▶ **Exercise inputs**
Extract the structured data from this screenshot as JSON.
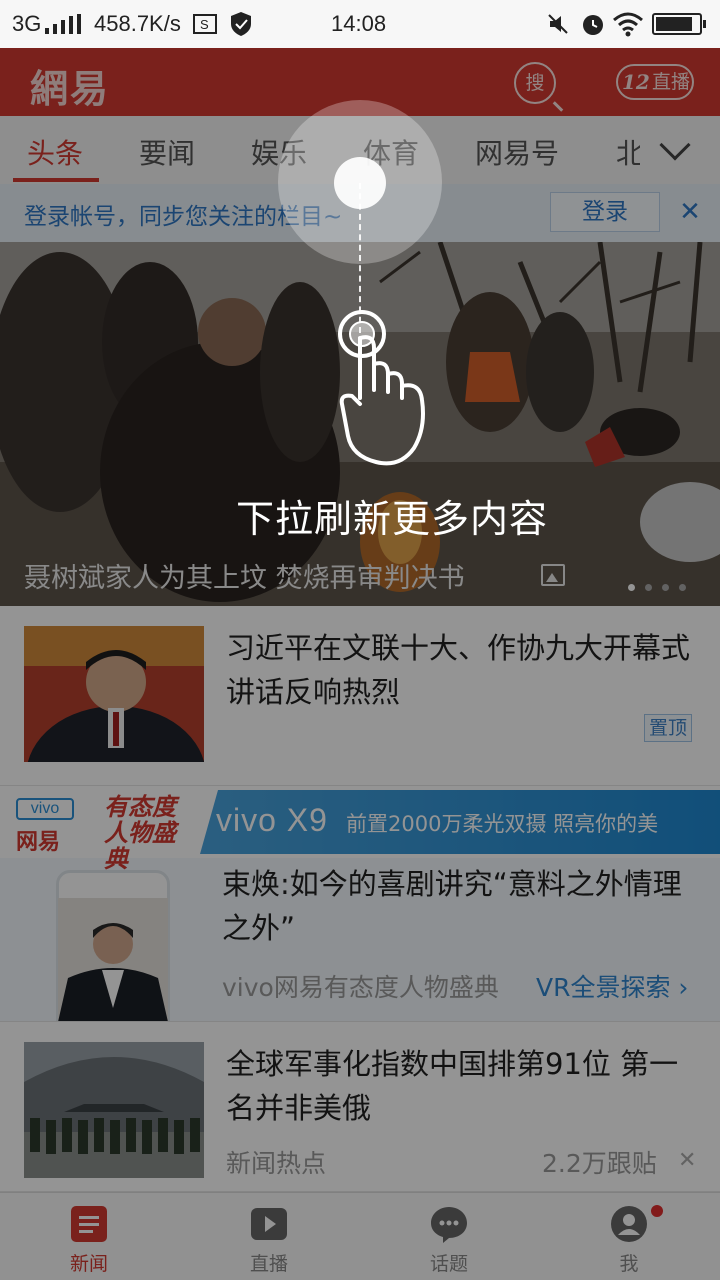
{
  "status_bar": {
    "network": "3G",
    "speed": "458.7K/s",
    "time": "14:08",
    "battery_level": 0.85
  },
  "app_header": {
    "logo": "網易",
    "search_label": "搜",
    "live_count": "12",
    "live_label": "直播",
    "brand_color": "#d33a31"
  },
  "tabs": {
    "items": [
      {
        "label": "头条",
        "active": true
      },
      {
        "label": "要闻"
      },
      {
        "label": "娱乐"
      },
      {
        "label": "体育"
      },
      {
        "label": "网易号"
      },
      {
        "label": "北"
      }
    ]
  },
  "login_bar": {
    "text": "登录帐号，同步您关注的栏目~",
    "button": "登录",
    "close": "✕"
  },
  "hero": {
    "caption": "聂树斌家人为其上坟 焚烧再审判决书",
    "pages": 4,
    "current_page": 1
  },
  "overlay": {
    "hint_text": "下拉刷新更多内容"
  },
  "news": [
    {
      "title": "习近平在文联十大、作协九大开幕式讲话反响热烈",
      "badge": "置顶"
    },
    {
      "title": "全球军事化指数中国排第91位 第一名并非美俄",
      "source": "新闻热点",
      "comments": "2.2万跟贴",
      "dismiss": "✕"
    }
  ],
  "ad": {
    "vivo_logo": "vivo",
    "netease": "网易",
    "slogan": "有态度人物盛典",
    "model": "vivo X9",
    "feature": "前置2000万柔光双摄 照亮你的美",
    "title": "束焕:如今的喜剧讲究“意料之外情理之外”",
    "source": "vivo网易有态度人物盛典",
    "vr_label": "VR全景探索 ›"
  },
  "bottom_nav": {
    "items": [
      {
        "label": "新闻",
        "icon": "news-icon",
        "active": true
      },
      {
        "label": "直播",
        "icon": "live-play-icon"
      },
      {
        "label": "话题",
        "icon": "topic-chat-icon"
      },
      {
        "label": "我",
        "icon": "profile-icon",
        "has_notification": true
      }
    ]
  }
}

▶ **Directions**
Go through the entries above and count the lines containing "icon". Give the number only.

▶ **Your solution**
4